• [The problem]:
Return the records as they stand. No picture is to be included.

---

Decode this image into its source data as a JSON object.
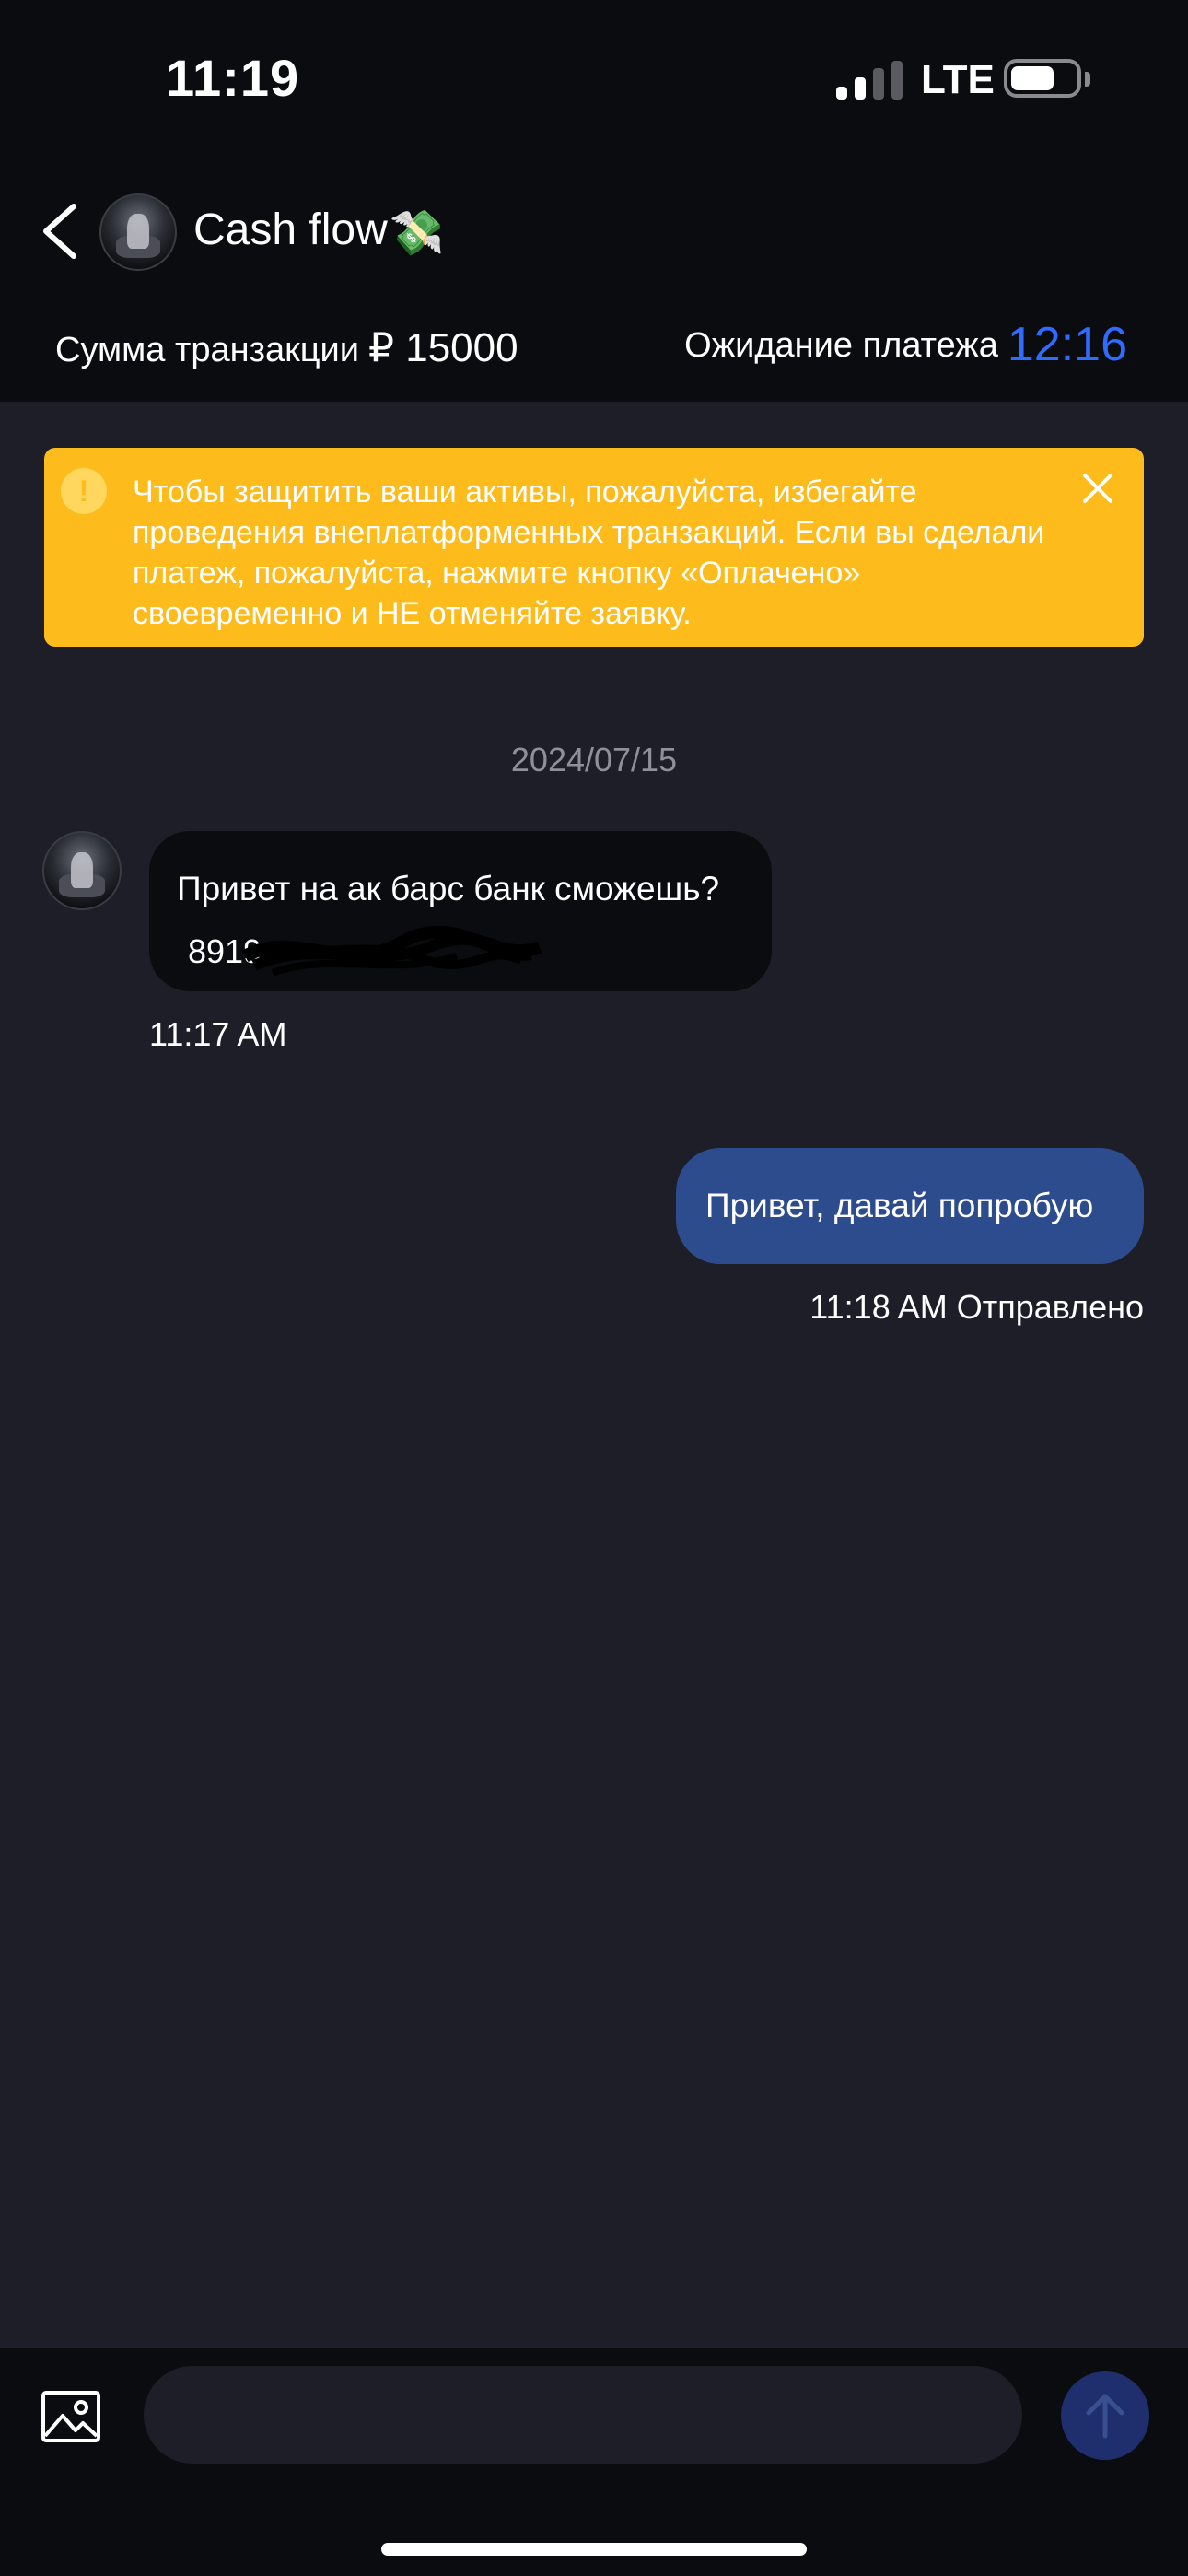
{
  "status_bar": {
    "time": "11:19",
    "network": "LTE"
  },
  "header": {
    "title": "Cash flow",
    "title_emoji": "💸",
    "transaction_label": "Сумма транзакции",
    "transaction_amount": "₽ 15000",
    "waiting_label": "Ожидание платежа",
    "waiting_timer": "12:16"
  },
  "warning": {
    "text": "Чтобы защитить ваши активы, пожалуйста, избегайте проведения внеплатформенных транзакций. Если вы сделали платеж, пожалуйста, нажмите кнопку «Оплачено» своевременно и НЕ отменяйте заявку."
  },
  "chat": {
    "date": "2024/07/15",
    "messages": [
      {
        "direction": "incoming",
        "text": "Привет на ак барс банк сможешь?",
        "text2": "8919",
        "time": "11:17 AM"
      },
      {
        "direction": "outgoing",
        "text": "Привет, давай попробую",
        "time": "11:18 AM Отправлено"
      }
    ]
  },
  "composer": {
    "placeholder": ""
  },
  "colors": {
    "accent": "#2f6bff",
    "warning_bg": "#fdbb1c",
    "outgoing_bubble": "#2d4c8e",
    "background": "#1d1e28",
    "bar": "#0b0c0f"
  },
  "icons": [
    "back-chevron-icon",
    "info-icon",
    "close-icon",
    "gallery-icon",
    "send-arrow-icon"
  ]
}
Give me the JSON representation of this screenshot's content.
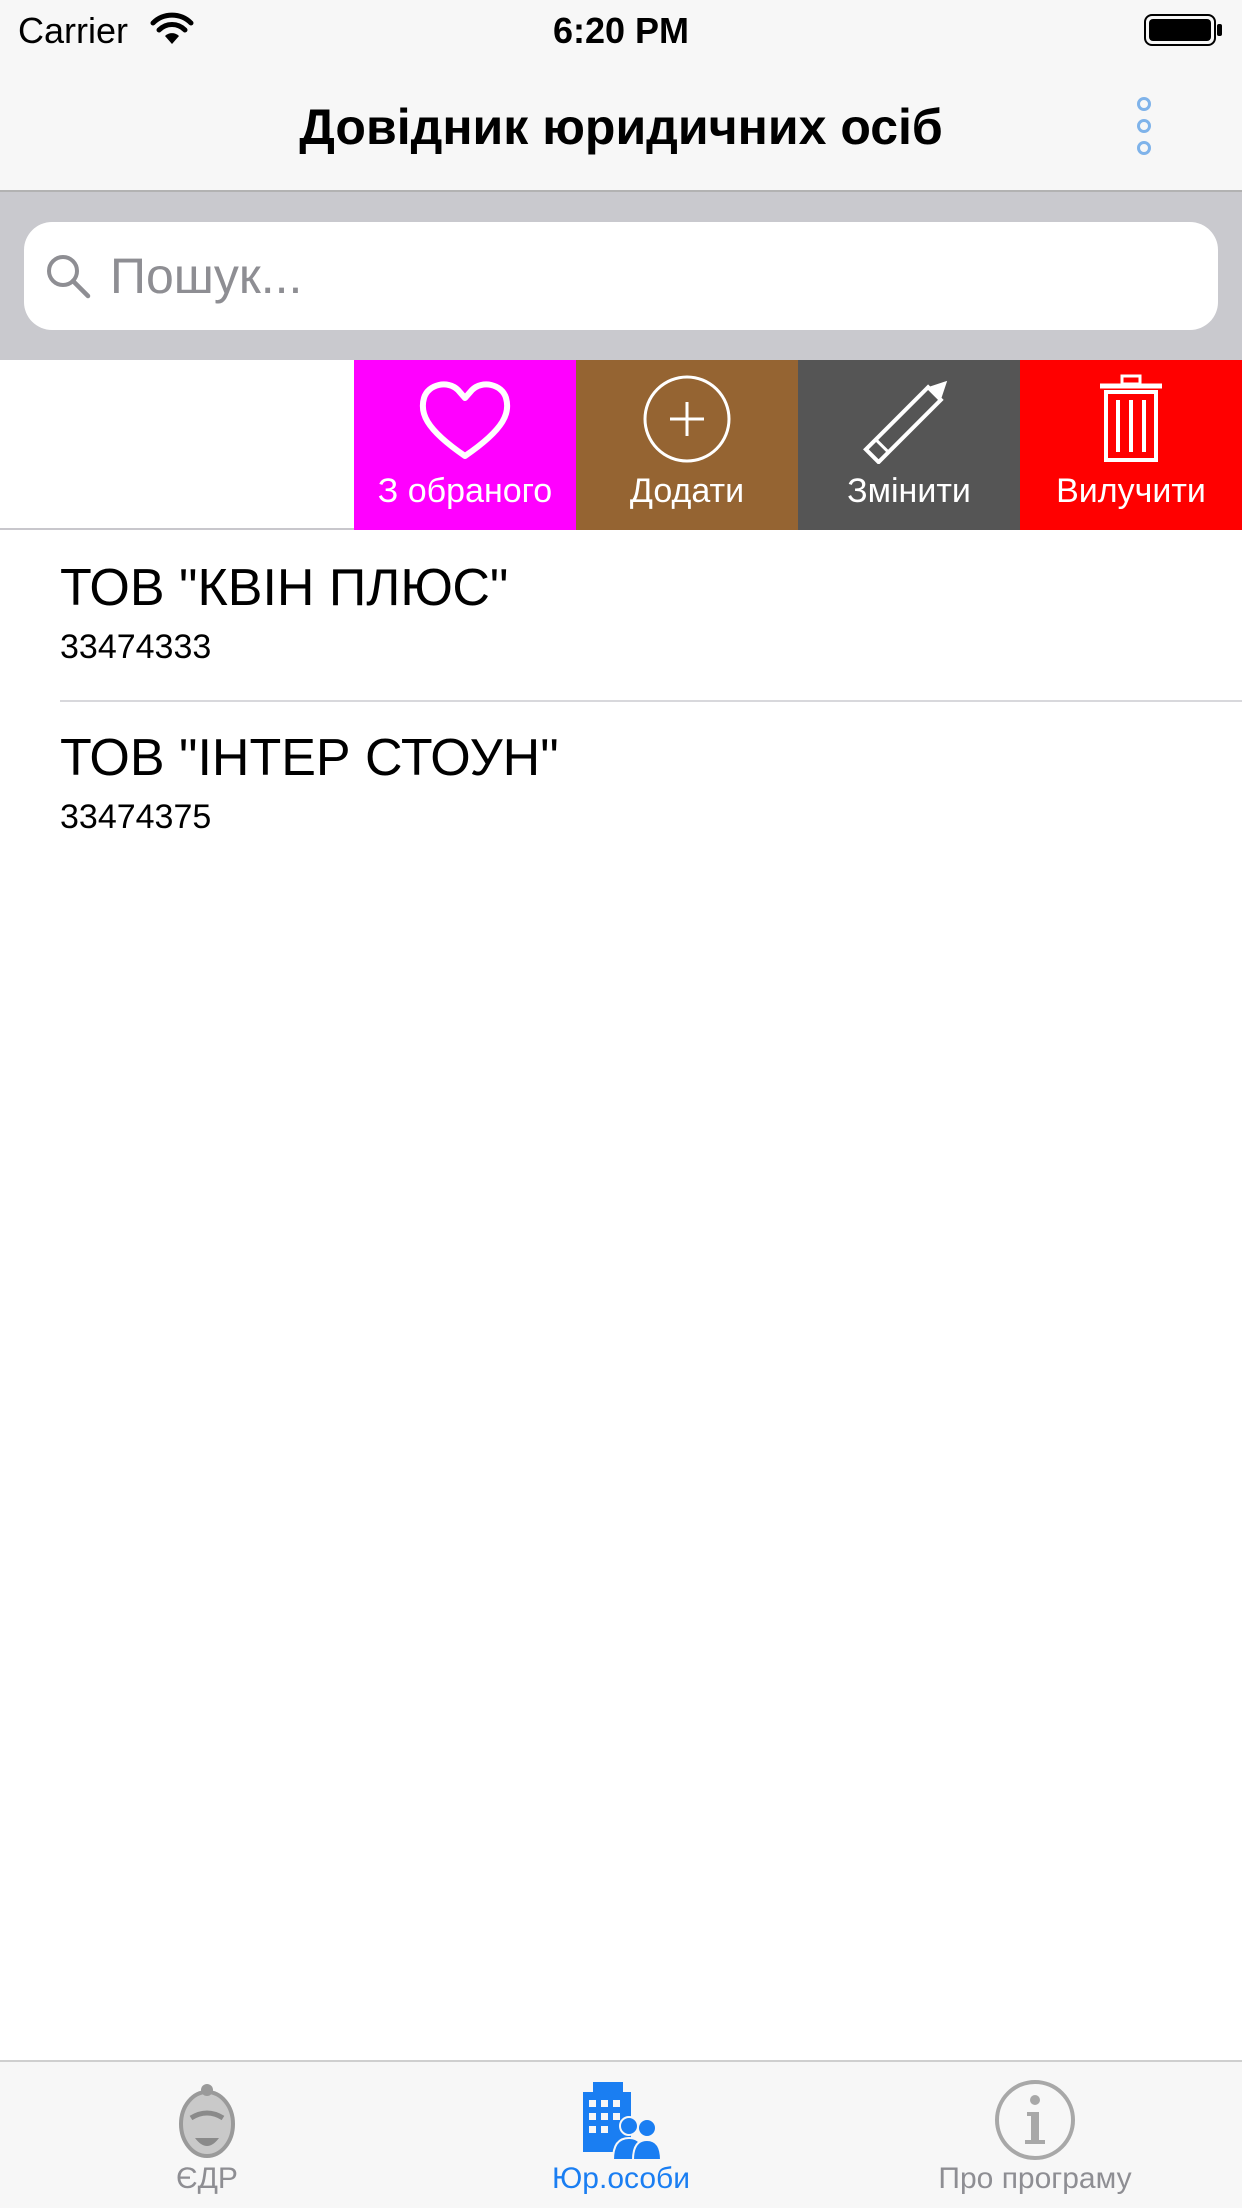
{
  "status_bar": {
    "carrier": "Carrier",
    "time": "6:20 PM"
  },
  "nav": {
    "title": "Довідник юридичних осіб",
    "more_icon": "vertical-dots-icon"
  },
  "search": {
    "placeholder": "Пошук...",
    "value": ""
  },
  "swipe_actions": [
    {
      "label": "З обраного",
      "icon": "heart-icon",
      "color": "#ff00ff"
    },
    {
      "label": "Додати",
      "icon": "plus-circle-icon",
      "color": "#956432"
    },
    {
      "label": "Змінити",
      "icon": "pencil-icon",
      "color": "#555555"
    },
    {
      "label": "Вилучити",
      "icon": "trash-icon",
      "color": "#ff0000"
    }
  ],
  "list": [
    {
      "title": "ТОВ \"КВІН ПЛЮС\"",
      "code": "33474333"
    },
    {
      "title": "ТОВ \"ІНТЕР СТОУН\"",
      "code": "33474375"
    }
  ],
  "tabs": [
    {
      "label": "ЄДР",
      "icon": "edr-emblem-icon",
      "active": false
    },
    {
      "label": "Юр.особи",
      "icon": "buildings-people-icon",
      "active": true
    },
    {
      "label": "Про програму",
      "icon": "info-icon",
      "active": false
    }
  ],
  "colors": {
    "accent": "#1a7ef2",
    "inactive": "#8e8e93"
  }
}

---

• [Solution below]:
Decode this image into its source data as a JSON object.
{
  "status_bar": {
    "time": "11:19",
    "network": "LTE"
  },
  "header": {
    "title": "Cash flow",
    "title_emoji": "💸",
    "transaction_label": "Сумма транзакции",
    "transaction_amount": "₽ 15000",
    "waiting_label": "Ожидание платежа",
    "waiting_timer": "12:16"
  },
  "warning": {
    "text": "Чтобы защитить ваши активы, пожалуйста, избегайте проведения внеплатформенных транзакций. Если вы сделали платеж, пожалуйста, нажмите кнопку «Оплачено» своевременно и НЕ отменяйте заявку."
  },
  "chat": {
    "date": "2024/07/15",
    "messages": [
      {
        "direction": "incoming",
        "text": "Привет на ак барс банк сможешь?",
        "text2": "8919",
        "time": "11:17 AM"
      },
      {
        "direction": "outgoing",
        "text": "Привет, давай попробую",
        "time": "11:18 AM Отправлено"
      }
    ]
  },
  "composer": {
    "placeholder": ""
  },
  "colors": {
    "accent": "#2f6bff",
    "warning_bg": "#fdbb1c",
    "outgoing_bubble": "#2d4c8e",
    "background": "#1d1e28",
    "bar": "#0b0c0f"
  },
  "icons": [
    "back-chevron-icon",
    "info-icon",
    "close-icon",
    "gallery-icon",
    "send-arrow-icon"
  ]
}
Give me the JSON representation of this screenshot's content.
{
  "status_bar": {
    "carrier": "Carrier",
    "time": "6:20 PM"
  },
  "nav": {
    "title": "Довідник юридичних осіб",
    "more_icon": "vertical-dots-icon"
  },
  "search": {
    "placeholder": "Пошук...",
    "value": ""
  },
  "swipe_actions": [
    {
      "label": "З обраного",
      "icon": "heart-icon",
      "color": "#ff00ff"
    },
    {
      "label": "Додати",
      "icon": "plus-circle-icon",
      "color": "#956432"
    },
    {
      "label": "Змінити",
      "icon": "pencil-icon",
      "color": "#555555"
    },
    {
      "label": "Вилучити",
      "icon": "trash-icon",
      "color": "#ff0000"
    }
  ],
  "list": [
    {
      "title": "ТОВ \"КВІН ПЛЮС\"",
      "code": "33474333"
    },
    {
      "title": "ТОВ \"ІНТЕР СТОУН\"",
      "code": "33474375"
    }
  ],
  "tabs": [
    {
      "label": "ЄДР",
      "icon": "edr-emblem-icon",
      "active": false
    },
    {
      "label": "Юр.особи",
      "icon": "buildings-people-icon",
      "active": true
    },
    {
      "label": "Про програму",
      "icon": "info-icon",
      "active": false
    }
  ],
  "colors": {
    "accent": "#1a7ef2",
    "inactive": "#8e8e93"
  }
}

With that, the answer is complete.